◆ Exercise goal
Each record must be repeated exactly as it stands.

(Website and app data records)

==*==

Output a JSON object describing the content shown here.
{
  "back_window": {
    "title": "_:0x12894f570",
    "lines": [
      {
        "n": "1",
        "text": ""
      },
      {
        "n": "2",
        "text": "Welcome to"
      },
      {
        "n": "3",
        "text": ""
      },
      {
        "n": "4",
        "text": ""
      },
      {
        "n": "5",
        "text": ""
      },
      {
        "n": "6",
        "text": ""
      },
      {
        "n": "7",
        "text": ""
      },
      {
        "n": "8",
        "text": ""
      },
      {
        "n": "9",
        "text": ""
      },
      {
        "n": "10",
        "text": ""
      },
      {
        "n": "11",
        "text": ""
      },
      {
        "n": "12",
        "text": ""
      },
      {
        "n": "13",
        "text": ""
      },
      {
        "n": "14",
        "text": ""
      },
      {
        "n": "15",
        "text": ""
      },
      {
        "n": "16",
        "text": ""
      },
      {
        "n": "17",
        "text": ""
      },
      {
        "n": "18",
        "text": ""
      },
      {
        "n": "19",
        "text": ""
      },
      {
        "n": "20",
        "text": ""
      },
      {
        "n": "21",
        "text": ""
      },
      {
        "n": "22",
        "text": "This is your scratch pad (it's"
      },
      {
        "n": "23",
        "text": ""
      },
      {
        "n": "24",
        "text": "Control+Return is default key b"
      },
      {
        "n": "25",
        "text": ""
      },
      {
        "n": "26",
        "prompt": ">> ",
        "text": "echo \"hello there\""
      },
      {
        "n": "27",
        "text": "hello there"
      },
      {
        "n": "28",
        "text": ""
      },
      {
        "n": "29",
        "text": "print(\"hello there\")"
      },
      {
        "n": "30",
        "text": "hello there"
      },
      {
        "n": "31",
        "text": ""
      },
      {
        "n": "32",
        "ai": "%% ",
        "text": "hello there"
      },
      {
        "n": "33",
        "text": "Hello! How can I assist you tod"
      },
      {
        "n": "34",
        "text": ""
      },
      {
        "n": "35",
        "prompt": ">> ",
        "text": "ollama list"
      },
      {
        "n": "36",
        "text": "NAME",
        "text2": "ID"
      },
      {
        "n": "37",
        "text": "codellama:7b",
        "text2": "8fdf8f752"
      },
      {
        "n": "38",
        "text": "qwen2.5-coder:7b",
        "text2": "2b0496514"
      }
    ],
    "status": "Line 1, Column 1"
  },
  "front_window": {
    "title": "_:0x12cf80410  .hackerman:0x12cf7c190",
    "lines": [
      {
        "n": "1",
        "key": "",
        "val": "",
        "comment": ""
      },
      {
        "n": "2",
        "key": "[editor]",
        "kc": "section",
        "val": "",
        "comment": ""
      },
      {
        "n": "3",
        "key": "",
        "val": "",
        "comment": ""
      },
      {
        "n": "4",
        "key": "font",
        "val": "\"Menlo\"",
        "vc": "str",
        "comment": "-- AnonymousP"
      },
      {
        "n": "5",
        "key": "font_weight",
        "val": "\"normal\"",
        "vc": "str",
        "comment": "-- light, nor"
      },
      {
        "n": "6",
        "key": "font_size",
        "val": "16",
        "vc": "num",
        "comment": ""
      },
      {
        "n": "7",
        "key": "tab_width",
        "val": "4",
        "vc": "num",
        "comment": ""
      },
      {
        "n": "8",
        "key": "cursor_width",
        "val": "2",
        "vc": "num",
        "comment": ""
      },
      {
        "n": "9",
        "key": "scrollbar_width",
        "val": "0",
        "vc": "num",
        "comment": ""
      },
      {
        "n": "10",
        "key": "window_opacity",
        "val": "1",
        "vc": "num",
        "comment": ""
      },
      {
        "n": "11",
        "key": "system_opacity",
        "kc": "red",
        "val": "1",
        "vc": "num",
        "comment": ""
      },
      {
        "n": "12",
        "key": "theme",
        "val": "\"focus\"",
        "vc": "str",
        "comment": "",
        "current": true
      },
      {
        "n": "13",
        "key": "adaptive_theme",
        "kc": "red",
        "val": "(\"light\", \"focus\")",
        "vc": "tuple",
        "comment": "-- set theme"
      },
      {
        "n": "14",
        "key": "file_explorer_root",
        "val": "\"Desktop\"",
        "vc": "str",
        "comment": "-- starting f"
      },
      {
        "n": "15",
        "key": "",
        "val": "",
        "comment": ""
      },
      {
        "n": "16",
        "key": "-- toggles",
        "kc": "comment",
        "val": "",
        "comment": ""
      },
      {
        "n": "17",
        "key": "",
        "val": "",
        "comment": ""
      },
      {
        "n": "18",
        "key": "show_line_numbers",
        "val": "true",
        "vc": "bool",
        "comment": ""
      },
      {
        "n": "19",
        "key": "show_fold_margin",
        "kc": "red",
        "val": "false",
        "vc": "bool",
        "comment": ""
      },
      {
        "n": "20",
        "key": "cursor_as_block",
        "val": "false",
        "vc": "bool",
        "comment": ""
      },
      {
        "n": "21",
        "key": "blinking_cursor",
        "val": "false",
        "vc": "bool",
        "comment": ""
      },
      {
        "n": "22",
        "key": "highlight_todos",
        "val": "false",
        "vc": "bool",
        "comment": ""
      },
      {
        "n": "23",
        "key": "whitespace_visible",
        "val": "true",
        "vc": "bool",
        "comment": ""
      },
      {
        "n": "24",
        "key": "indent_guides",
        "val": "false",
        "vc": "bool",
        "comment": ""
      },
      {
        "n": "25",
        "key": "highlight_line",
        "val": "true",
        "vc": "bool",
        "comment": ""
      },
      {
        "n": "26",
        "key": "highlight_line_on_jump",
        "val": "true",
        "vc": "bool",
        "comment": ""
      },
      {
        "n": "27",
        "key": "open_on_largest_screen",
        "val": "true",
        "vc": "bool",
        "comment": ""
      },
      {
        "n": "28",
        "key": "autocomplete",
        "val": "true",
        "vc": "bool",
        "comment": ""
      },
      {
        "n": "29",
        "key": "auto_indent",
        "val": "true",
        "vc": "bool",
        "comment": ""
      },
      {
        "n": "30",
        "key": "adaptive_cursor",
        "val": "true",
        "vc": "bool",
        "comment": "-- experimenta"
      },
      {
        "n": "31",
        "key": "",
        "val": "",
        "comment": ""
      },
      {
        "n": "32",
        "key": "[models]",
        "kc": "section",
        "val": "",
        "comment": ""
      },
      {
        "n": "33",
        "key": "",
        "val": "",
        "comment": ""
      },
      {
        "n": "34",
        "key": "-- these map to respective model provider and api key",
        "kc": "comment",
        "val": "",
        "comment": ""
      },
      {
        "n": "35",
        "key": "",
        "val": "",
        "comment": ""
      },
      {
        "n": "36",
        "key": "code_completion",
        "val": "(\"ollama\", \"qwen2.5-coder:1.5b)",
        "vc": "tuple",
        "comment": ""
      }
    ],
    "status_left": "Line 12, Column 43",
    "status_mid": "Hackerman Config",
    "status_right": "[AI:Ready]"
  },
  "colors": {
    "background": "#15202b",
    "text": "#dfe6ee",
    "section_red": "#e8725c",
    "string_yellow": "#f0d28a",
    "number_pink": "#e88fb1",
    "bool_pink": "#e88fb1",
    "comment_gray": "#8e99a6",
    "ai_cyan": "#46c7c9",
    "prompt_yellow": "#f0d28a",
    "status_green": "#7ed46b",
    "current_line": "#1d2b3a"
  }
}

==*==

◆ Result for this task
Output a JSON object describing the content shown here.
{
  "back_window": {
    "title": "_:0x12894f570",
    "lines": [
      {
        "n": "1",
        "text": ""
      },
      {
        "n": "2",
        "text": "Welcome to"
      },
      {
        "n": "3",
        "text": ""
      },
      {
        "n": "4",
        "text": ""
      },
      {
        "n": "5",
        "text": ""
      },
      {
        "n": "6",
        "text": ""
      },
      {
        "n": "7",
        "text": ""
      },
      {
        "n": "8",
        "text": ""
      },
      {
        "n": "9",
        "text": ""
      },
      {
        "n": "10",
        "text": ""
      },
      {
        "n": "11",
        "text": ""
      },
      {
        "n": "12",
        "text": ""
      },
      {
        "n": "13",
        "text": ""
      },
      {
        "n": "14",
        "text": ""
      },
      {
        "n": "15",
        "text": ""
      },
      {
        "n": "16",
        "text": ""
      },
      {
        "n": "17",
        "text": ""
      },
      {
        "n": "18",
        "text": ""
      },
      {
        "n": "19",
        "text": ""
      },
      {
        "n": "20",
        "text": ""
      },
      {
        "n": "21",
        "text": ""
      },
      {
        "n": "22",
        "text": "This is your scratch pad (it's"
      },
      {
        "n": "23",
        "text": ""
      },
      {
        "n": "24",
        "text": "Control+Return is default key b"
      },
      {
        "n": "25",
        "text": ""
      },
      {
        "n": "26",
        "prompt": ">> ",
        "text": "echo \"hello there\""
      },
      {
        "n": "27",
        "text": "hello there"
      },
      {
        "n": "28",
        "text": ""
      },
      {
        "n": "29",
        "text": "print(\"hello there\")"
      },
      {
        "n": "30",
        "text": "hello there"
      },
      {
        "n": "31",
        "text": ""
      },
      {
        "n": "32",
        "ai": "%% ",
        "text": "hello there"
      },
      {
        "n": "33",
        "text": "Hello! How can I assist you tod"
      },
      {
        "n": "34",
        "text": ""
      },
      {
        "n": "35",
        "prompt": ">> ",
        "text": "ollama list"
      },
      {
        "n": "36",
        "text": "NAME",
        "text2": "ID"
      },
      {
        "n": "37",
        "text": "codellama:7b",
        "text2": "8fdf8f752"
      },
      {
        "n": "38",
        "text": "qwen2.5-coder:7b",
        "text2": "2b0496514"
      }
    ],
    "status": "Line 1, Column 1"
  },
  "front_window": {
    "title": "_:0x12cf80410  .hackerman:0x12cf7c190",
    "lines": [
      {
        "n": "1",
        "key": "",
        "val": "",
        "comment": ""
      },
      {
        "n": "2",
        "key": "[editor]",
        "kc": "section",
        "val": "",
        "comment": ""
      },
      {
        "n": "3",
        "key": "",
        "val": "",
        "comment": ""
      },
      {
        "n": "4",
        "key": "font",
        "val": "\"Menlo\"",
        "vc": "str",
        "comment": "-- AnonymousP"
      },
      {
        "n": "5",
        "key": "font_weight",
        "val": "\"normal\"",
        "vc": "str",
        "comment": "-- light, nor"
      },
      {
        "n": "6",
        "key": "font_size",
        "val": "16",
        "vc": "num",
        "comment": ""
      },
      {
        "n": "7",
        "key": "tab_width",
        "val": "4",
        "vc": "num",
        "comment": ""
      },
      {
        "n": "8",
        "key": "cursor_width",
        "val": "2",
        "vc": "num",
        "comment": ""
      },
      {
        "n": "9",
        "key": "scrollbar_width",
        "val": "0",
        "vc": "num",
        "comment": ""
      },
      {
        "n": "10",
        "key": "window_opacity",
        "val": "1",
        "vc": "num",
        "comment": ""
      },
      {
        "n": "11",
        "key": "system_opacity",
        "kc": "red",
        "val": "1",
        "vc": "num",
        "comment": ""
      },
      {
        "n": "12",
        "key": "theme",
        "val": "\"focus\"",
        "vc": "str",
        "comment": "",
        "current": true
      },
      {
        "n": "13",
        "key": "adaptive_theme",
        "kc": "red",
        "val": "(\"light\", \"focus\")",
        "vc": "tuple",
        "comment": "-- set theme"
      },
      {
        "n": "14",
        "key": "file_explorer_root",
        "val": "\"Desktop\"",
        "vc": "str",
        "comment": "-- starting f"
      },
      {
        "n": "15",
        "key": "",
        "val": "",
        "comment": ""
      },
      {
        "n": "16",
        "key": "-- toggles",
        "kc": "comment",
        "val": "",
        "comment": ""
      },
      {
        "n": "17",
        "key": "",
        "val": "",
        "comment": ""
      },
      {
        "n": "18",
        "key": "show_line_numbers",
        "val": "true",
        "vc": "bool",
        "comment": ""
      },
      {
        "n": "19",
        "key": "show_fold_margin",
        "kc": "red",
        "val": "false",
        "vc": "bool",
        "comment": ""
      },
      {
        "n": "20",
        "key": "cursor_as_block",
        "val": "false",
        "vc": "bool",
        "comment": ""
      },
      {
        "n": "21",
        "key": "blinking_cursor",
        "val": "false",
        "vc": "bool",
        "comment": ""
      },
      {
        "n": "22",
        "key": "highlight_todos",
        "val": "false",
        "vc": "bool",
        "comment": ""
      },
      {
        "n": "23",
        "key": "whitespace_visible",
        "val": "true",
        "vc": "bool",
        "comment": ""
      },
      {
        "n": "24",
        "key": "indent_guides",
        "val": "false",
        "vc": "bool",
        "comment": ""
      },
      {
        "n": "25",
        "key": "highlight_line",
        "val": "true",
        "vc": "bool",
        "comment": ""
      },
      {
        "n": "26",
        "key": "highlight_line_on_jump",
        "val": "true",
        "vc": "bool",
        "comment": ""
      },
      {
        "n": "27",
        "key": "open_on_largest_screen",
        "val": "true",
        "vc": "bool",
        "comment": ""
      },
      {
        "n": "28",
        "key": "autocomplete",
        "val": "true",
        "vc": "bool",
        "comment": ""
      },
      {
        "n": "29",
        "key": "auto_indent",
        "val": "true",
        "vc": "bool",
        "comment": ""
      },
      {
        "n": "30",
        "key": "adaptive_cursor",
        "val": "true",
        "vc": "bool",
        "comment": "-- experimenta"
      },
      {
        "n": "31",
        "key": "",
        "val": "",
        "comment": ""
      },
      {
        "n": "32",
        "key": "[models]",
        "kc": "section",
        "val": "",
        "comment": ""
      },
      {
        "n": "33",
        "key": "",
        "val": "",
        "comment": ""
      },
      {
        "n": "34",
        "key": "-- these map to respective model provider and api key",
        "kc": "comment",
        "val": "",
        "comment": ""
      },
      {
        "n": "35",
        "key": "",
        "val": "",
        "comment": ""
      },
      {
        "n": "36",
        "key": "code_completion",
        "val": "(\"ollama\", \"qwen2.5-coder:1.5b)",
        "vc": "tuple",
        "comment": ""
      }
    ],
    "status_left": "Line 12, Column 43",
    "status_mid": "Hackerman Config",
    "status_right": "[AI:Ready]"
  },
  "colors": {
    "background": "#15202b",
    "text": "#dfe6ee",
    "section_red": "#e8725c",
    "string_yellow": "#f0d28a",
    "number_pink": "#e88fb1",
    "bool_pink": "#e88fb1",
    "comment_gray": "#8e99a6",
    "ai_cyan": "#46c7c9",
    "prompt_yellow": "#f0d28a",
    "status_green": "#7ed46b",
    "current_line": "#1d2b3a"
  }
}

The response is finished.